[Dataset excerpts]
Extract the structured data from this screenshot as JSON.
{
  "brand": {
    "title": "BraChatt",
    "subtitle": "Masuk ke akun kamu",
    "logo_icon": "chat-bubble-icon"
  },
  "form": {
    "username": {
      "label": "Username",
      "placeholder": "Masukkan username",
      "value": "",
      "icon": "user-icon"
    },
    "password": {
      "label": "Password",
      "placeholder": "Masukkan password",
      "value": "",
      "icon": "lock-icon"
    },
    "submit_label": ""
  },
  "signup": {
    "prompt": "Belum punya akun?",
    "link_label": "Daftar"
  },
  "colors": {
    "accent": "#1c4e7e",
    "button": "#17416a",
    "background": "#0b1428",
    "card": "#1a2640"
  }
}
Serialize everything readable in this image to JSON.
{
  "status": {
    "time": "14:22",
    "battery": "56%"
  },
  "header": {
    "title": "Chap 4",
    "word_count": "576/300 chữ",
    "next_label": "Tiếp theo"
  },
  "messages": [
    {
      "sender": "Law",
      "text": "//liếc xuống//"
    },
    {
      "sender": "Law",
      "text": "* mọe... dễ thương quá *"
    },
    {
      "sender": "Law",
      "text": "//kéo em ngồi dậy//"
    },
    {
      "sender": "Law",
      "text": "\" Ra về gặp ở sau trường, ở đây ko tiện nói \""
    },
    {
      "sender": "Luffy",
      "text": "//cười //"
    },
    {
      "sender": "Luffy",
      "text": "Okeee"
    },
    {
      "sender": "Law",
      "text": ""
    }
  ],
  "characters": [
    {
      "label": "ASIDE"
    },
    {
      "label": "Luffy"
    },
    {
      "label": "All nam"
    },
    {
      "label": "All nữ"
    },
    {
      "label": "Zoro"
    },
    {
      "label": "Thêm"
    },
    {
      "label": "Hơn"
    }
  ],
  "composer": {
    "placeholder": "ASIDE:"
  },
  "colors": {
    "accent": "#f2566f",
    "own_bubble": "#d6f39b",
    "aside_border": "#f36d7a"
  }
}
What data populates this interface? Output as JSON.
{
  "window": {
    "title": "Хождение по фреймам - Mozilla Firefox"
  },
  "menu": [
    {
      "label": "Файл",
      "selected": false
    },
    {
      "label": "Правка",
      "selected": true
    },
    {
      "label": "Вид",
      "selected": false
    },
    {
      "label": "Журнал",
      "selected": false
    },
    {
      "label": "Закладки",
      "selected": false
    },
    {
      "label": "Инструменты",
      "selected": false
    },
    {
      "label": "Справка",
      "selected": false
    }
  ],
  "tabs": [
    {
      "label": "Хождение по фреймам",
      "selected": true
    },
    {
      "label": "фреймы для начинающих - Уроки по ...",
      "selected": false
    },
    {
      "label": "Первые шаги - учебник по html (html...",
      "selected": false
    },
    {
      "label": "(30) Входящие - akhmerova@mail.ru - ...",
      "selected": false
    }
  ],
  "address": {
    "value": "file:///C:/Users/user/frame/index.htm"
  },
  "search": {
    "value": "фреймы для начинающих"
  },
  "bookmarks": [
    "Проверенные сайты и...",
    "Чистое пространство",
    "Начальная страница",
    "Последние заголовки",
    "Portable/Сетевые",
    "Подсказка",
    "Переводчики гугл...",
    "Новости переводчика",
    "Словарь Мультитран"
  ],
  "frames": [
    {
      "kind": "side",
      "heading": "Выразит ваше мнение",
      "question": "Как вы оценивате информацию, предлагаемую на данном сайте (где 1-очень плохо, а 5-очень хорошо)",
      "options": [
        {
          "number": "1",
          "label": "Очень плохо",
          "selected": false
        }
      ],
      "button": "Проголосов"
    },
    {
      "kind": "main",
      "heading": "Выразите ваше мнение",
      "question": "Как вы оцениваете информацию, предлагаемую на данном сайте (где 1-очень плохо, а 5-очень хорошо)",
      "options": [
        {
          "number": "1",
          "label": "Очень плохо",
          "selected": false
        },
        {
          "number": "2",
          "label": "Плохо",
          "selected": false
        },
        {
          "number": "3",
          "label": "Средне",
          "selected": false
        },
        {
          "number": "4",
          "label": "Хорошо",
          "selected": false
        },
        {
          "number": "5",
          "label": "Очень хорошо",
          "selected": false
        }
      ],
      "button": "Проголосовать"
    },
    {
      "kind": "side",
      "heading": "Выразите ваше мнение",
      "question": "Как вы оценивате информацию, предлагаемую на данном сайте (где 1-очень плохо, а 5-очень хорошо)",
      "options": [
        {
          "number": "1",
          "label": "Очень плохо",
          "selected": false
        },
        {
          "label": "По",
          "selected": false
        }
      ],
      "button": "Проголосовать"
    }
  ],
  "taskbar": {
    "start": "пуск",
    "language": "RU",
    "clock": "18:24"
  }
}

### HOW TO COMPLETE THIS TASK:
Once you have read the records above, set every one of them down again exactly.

### OUTPUT OF THE EXERCISE:
Extract the structured data from this screenshot as JSON.
{
  "brand": {
    "title": "BraChatt",
    "subtitle": "Masuk ke akun kamu",
    "logo_icon": "chat-bubble-icon"
  },
  "form": {
    "username": {
      "label": "Username",
      "placeholder": "Masukkan username",
      "value": "",
      "icon": "user-icon"
    },
    "password": {
      "label": "Password",
      "placeholder": "Masukkan password",
      "value": "",
      "icon": "lock-icon"
    },
    "submit_label": ""
  },
  "signup": {
    "prompt": "Belum punya akun?",
    "link_label": "Daftar"
  },
  "colors": {
    "accent": "#1c4e7e",
    "button": "#17416a",
    "background": "#0b1428",
    "card": "#1a2640"
  }
}
Serialize everything readable in this image to JSON.
{
  "status": {
    "time": "14:22",
    "battery": "56%"
  },
  "header": {
    "title": "Chap 4",
    "word_count": "576/300 chữ",
    "next_label": "Tiếp theo"
  },
  "messages": [
    {
      "sender": "Law",
      "text": "//liếc xuống//"
    },
    {
      "sender": "Law",
      "text": "* mọe... dễ thương quá *"
    },
    {
      "sender": "Law",
      "text": "//kéo em ngồi dậy//"
    },
    {
      "sender": "Law",
      "text": "\" Ra về gặp ở sau trường, ở đây ko tiện nói \""
    },
    {
      "sender": "Luffy",
      "text": "//cười //"
    },
    {
      "sender": "Luffy",
      "text": "Okeee"
    },
    {
      "sender": "Law",
      "text": ""
    }
  ],
  "characters": [
    {
      "label": "ASIDE"
    },
    {
      "label": "Luffy"
    },
    {
      "label": "All nam"
    },
    {
      "label": "All nữ"
    },
    {
      "label": "Zoro"
    },
    {
      "label": "Thêm"
    },
    {
      "label": "Hơn"
    }
  ],
  "composer": {
    "placeholder": "ASIDE:"
  },
  "colors": {
    "accent": "#f2566f",
    "own_bubble": "#d6f39b",
    "aside_border": "#f36d7a"
  }
}
What data populates this interface? Output as JSON.
{
  "window": {
    "title": "Хождение по фреймам - Mozilla Firefox"
  },
  "menu": [
    {
      "label": "Файл",
      "selected": false
    },
    {
      "label": "Правка",
      "selected": true
    },
    {
      "label": "Вид",
      "selected": false
    },
    {
      "label": "Журнал",
      "selected": false
    },
    {
      "label": "Закладки",
      "selected": false
    },
    {
      "label": "Инструменты",
      "selected": false
    },
    {
      "label": "Справка",
      "selected": false
    }
  ],
  "tabs": [
    {
      "label": "Хождение по фреймам",
      "selected": true
    },
    {
      "label": "фреймы для начинающих - Уроки по ...",
      "selected": false
    },
    {
      "label": "Первые шаги - учебник по html (html...",
      "selected": false
    },
    {
      "label": "(30) Входящие - akhmerova@mail.ru - ...",
      "selected": false
    }
  ],
  "address": {
    "value": "file:///C:/Users/user/frame/index.htm"
  },
  "search": {
    "value": "фреймы для начинающих"
  },
  "bookmarks": [
    "Проверенные сайты и...",
    "Чистое пространство",
    "Начальная страница",
    "Последние заголовки",
    "Portable/Сетевые",
    "Подсказка",
    "Переводчики гугл...",
    "Новости переводчика",
    "Словарь Мультитран"
  ],
  "frames": [
    {
      "kind": "side",
      "heading": "Выразит ваше мнение",
      "question": "Как вы оценивате информацию, предлагаемую на данном сайте (где 1-очень плохо, а 5-очень хорошо)",
      "options": [
        {
          "number": "1",
          "label": "Очень плохо",
          "selected": false
        }
      ],
      "button": "Проголосов"
    },
    {
      "kind": "main",
      "heading": "Выразите ваше мнение",
      "question": "Как вы оцениваете информацию, предлагаемую на данном сайте (где 1-очень плохо, а 5-очень хорошо)",
      "options": [
        {
          "number": "1",
          "label": "Очень плохо",
          "selected": false
        },
        {
          "number": "2",
          "label": "Плохо",
          "selected": false
        },
        {
          "number": "3",
          "label": "Средне",
          "selected": false
        },
        {
          "number": "4",
          "label": "Хорошо",
          "selected": false
        },
        {
          "number": "5",
          "label": "Очень хорошо",
          "selected": false
        }
      ],
      "button": "Проголосовать"
    },
    {
      "kind": "side",
      "heading": "Выразите ваше мнение",
      "question": "Как вы оценивате информацию, предлагаемую на данном сайте (где 1-очень плохо, а 5-очень хорошо)",
      "options": [
        {
          "number": "1",
          "label": "Очень плохо",
          "selected": false
        },
        {
          "label": "По",
          "selected": false
        }
      ],
      "button": "Проголосовать"
    }
  ],
  "taskbar": {
    "start": "пуск",
    "language": "RU",
    "clock": "18:24"
  }
}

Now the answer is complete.